Barnes also wrote several posts opposing any U.S. effort to oust Syrian president Bashar al-Assad in 2013, while the embattled dictator was massacring his own people and using chemical weapons.

"I'd like to pull a Rodman next. I should have hopped that fence to Syria when I had the chance," wrote Barnes on April 9, 2013, a few weeks after Assad’s regime carried out a deadly Sarin gas attack against its opposition.

He also opposed efforts by the United States to aid the Syrian opposition after Assad’s use of chemical weapons.

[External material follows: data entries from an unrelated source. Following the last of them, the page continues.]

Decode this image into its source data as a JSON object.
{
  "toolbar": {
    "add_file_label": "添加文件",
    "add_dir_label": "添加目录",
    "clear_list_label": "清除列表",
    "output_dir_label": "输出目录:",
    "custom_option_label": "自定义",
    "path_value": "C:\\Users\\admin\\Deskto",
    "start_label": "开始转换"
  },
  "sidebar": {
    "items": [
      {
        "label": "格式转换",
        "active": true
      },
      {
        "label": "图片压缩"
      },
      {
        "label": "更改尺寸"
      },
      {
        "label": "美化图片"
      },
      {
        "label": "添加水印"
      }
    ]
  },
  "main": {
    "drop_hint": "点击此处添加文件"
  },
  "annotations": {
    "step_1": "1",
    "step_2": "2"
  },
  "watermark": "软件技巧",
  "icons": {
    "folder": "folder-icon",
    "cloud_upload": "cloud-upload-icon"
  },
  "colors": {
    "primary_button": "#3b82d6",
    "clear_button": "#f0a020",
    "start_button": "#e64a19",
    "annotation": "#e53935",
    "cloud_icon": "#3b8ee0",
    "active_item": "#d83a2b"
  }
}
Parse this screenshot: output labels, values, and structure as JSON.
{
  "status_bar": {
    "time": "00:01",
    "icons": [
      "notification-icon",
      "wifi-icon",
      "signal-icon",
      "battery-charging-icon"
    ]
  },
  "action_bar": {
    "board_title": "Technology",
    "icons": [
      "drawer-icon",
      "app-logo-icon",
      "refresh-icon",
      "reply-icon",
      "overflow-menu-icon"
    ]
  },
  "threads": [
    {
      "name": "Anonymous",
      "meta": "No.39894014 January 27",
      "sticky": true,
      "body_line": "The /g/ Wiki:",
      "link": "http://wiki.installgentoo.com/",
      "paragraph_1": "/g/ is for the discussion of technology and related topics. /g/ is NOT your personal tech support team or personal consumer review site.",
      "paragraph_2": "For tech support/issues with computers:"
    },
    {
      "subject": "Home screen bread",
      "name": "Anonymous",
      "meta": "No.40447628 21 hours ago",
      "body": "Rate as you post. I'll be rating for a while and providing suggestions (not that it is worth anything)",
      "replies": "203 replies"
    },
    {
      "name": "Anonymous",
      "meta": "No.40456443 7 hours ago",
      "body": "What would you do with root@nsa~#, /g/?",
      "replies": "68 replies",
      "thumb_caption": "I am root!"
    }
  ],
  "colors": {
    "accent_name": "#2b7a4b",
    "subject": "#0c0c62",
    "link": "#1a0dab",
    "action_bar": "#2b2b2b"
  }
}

"Seeing school administrators plead for more state aid, but seeing that our country is able to send weapons to Syria makes me more anti war," wrote Barnes in June 2013.

After the Obama administration opened up diplomatic relations with Cuba in 2014, Barnes wrote that he wanted to work at the "embassy in Cuba" and asked "where would one apply for such an opportunity?"

Barnes also appeared to criticize the removal of Iraqi dictator Saddam Hussein, writing in 2016 that "when you drop cookies, you get crumbs everywhere. Then you gotta get a vacuum, and that's what happened when we removed Saddam."

Barnes previously joked that his father almost named him "Muammar," an apparent reference to the late Libyan dictator Muammar Qaddafi.

"My dad told me a couple of years ago, he said I was ‘lucky I was born when I was born.’ If I was born five years earlier, my name would have been Muammar," said Barnes during a Civil Rights panel discussion in 2015.

A spokesman for Barnes's Republican challenger Sen. Ron Johnson said the posts were evidence of Barnes’s "extreme positions."

"Not only has Moscow Mandela Barnes gone on Russian propaganda TV six times to denigrate American law enforcement, but he has also cozied up to awful dictators and communist groups around the world," said Johnson spokesman Mike Marinella. "His extreme positions are wrong for Wisconsin and would make our state less prosperous and less free."